I am typically not one given over to speculation and hyperbole. I do not play the odds and I am no good at the casinos. However, let me be among the first people to point to the coming downturn in investment grade commercial and apartment properties. This has nothing to do with overbuilding as was the case in the 1980s or the drunken lending practices of the 2000s. This is purely related to today’s low interest rate environment.
Consider the bond market for ease of comparison. If you invest long term in low interest rate bonds, and then rates start to increase, the value of your bonds will decrease. The same principal holds true for real estate capitalization rates and commercial properties.
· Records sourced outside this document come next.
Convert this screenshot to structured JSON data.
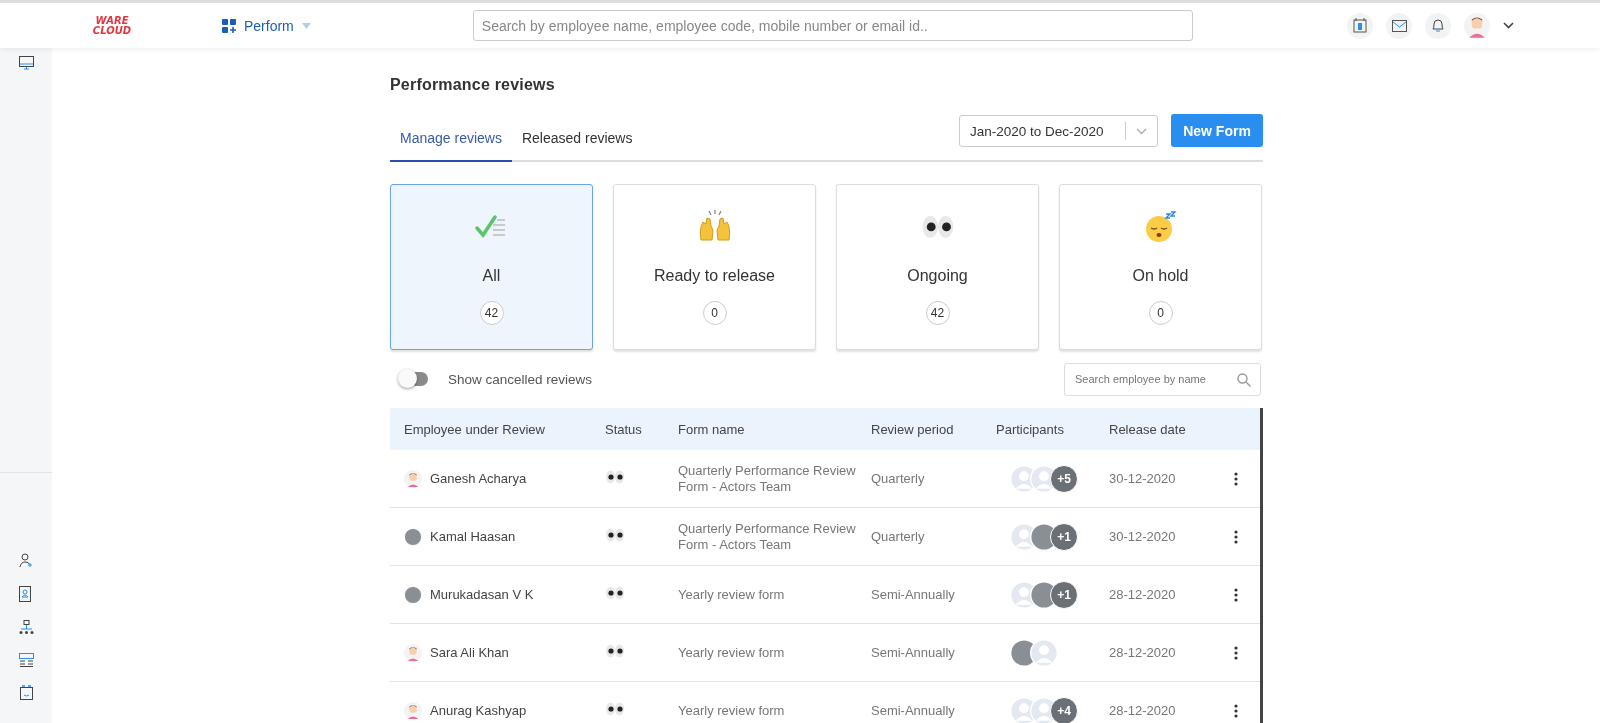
{
  "header": {
    "logo": "WARE CLOUD",
    "module": "Perform",
    "search_placeholder": "Search by employee name, employee code, mobile number or email id.."
  },
  "page_title": "Performance reviews",
  "tabs": [
    {
      "label": "Manage reviews",
      "selected": true
    },
    {
      "label": "Released reviews",
      "selected": false
    }
  ],
  "period_select": {
    "value": "Jan-2020 to Dec-2020"
  },
  "new_button": "New Form",
  "summary_cards": [
    {
      "kind": "all",
      "label": "All",
      "count": "42",
      "selected": true
    },
    {
      "kind": "ready",
      "label": "Ready to release",
      "count": "0",
      "selected": false
    },
    {
      "kind": "ongoing",
      "label": "Ongoing",
      "count": "42",
      "selected": false
    },
    {
      "kind": "hold",
      "label": "On hold",
      "count": "0",
      "selected": false
    }
  ],
  "cancelled_toggle": {
    "label": "Show cancelled reviews",
    "on": false
  },
  "employee_search": {
    "placeholder": "Search employee by name"
  },
  "table": {
    "columns": [
      "Employee under Review",
      "Status",
      "Form name",
      "Review period",
      "Participants",
      "Release date"
    ],
    "rows": [
      {
        "employee": "Ganesh Acharya",
        "avatar": {
          "kind": "cartoon"
        },
        "status": {
          "kind": "ongoing"
        },
        "form_name": "Quarterly Performance Review Form - Actors Team",
        "review_period": "Quarterly",
        "participants": [
          {
            "kind": "placeholder"
          },
          {
            "kind": "placeholder"
          }
        ],
        "extra": "+5",
        "release_date": "30-12-2020"
      },
      {
        "employee": "Kamal Haasan",
        "avatar": {
          "kind": "photo"
        },
        "status": {
          "kind": "ongoing"
        },
        "form_name": "Quarterly Performance Review Form - Actors Team",
        "review_period": "Quarterly",
        "participants": [
          {
            "kind": "placeholder"
          },
          {
            "kind": "photo"
          }
        ],
        "extra": "+1",
        "release_date": "30-12-2020"
      },
      {
        "employee": "Murukadasan V K",
        "avatar": {
          "kind": "photo"
        },
        "status": {
          "kind": "ongoing"
        },
        "form_name": "Yearly review form",
        "review_period": "Semi-Annually",
        "participants": [
          {
            "kind": "placeholder"
          },
          {
            "kind": "photo"
          }
        ],
        "extra": "+1",
        "release_date": "28-12-2020"
      },
      {
        "employee": "Sara Ali Khan",
        "avatar": {
          "kind": "cartoon"
        },
        "status": {
          "kind": "ongoing"
        },
        "form_name": "Yearly review form",
        "review_period": "Semi-Annually",
        "participants": [
          {
            "kind": "photo"
          },
          {
            "kind": "placeholder"
          }
        ],
        "release_date": "28-12-2020"
      },
      {
        "employee": "Anurag Kashyap",
        "avatar": {
          "kind": "cartoon"
        },
        "status": {
          "kind": "ongoing"
        },
        "form_name": "Yearly review form",
        "review_period": "Semi-Annually",
        "participants": [
          {
            "kind": "placeholder"
          },
          {
            "kind": "placeholder"
          }
        ],
        "extra": "+4",
        "release_date": "28-12-2020"
      }
    ]
  }
}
Let’s look at investment grade apartment complexes and office buildings as examples. For Class A properties, you have average cap rates between 4.5% - 7.5%, give or take. You also have had relatively little new construction over the past 5 years. Now that the future is looking somewhat brighter, coupled with stagnant supply and low rates, you have a high demand and low cap rate environment for these properties. As these properties are purchased, they are also typically financed to some degree with low interest rate debt that will have up to 10 year balloon payoff horizons.
Let’s now fast forward to the balloon payoff maturity dates. In 10 years, I think it is reasonable to assume that interest rates may rise from 4.5% to 6%. That is still a low rate. However it is a 33% increase. If cap rates increase by 33% as well, this will have a huge negative impact on property values. In order to keep pace, net rents and income would need to increase by 33% in order to just maintain net property values. That is not going to happen without some serious inflation. So, when the mortgage note balloons, cap rates will be higher, property values will be lower, and the cost of replacement capital will be more expensive with less replacement debt available due to the lower property values. Viola! Another real estate downturn for opportunity funds to swoop in to purchase properties that may have trouble recapitalizing their debt.
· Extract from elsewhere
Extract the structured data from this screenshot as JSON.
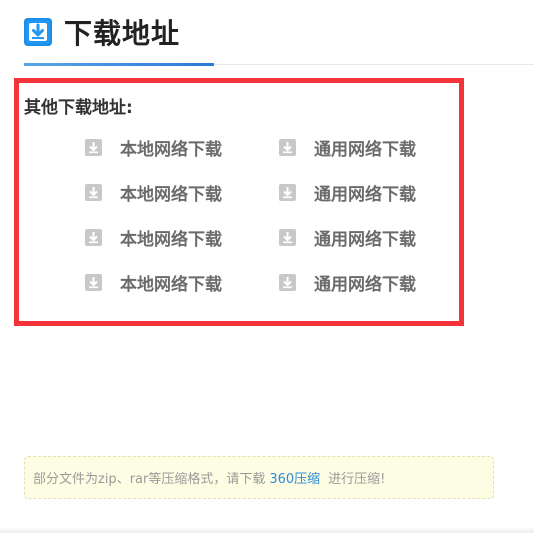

The term buy low and sell high never loses its meaning. In today’s low interest and cap rate environment, I am concerned that too much institutional money is buying real estate too high for their own long term good. But, then again, maybe I am wrong. After all, some people never stop rolling sevens, right?
Until next time…
Keep kicking the dirt!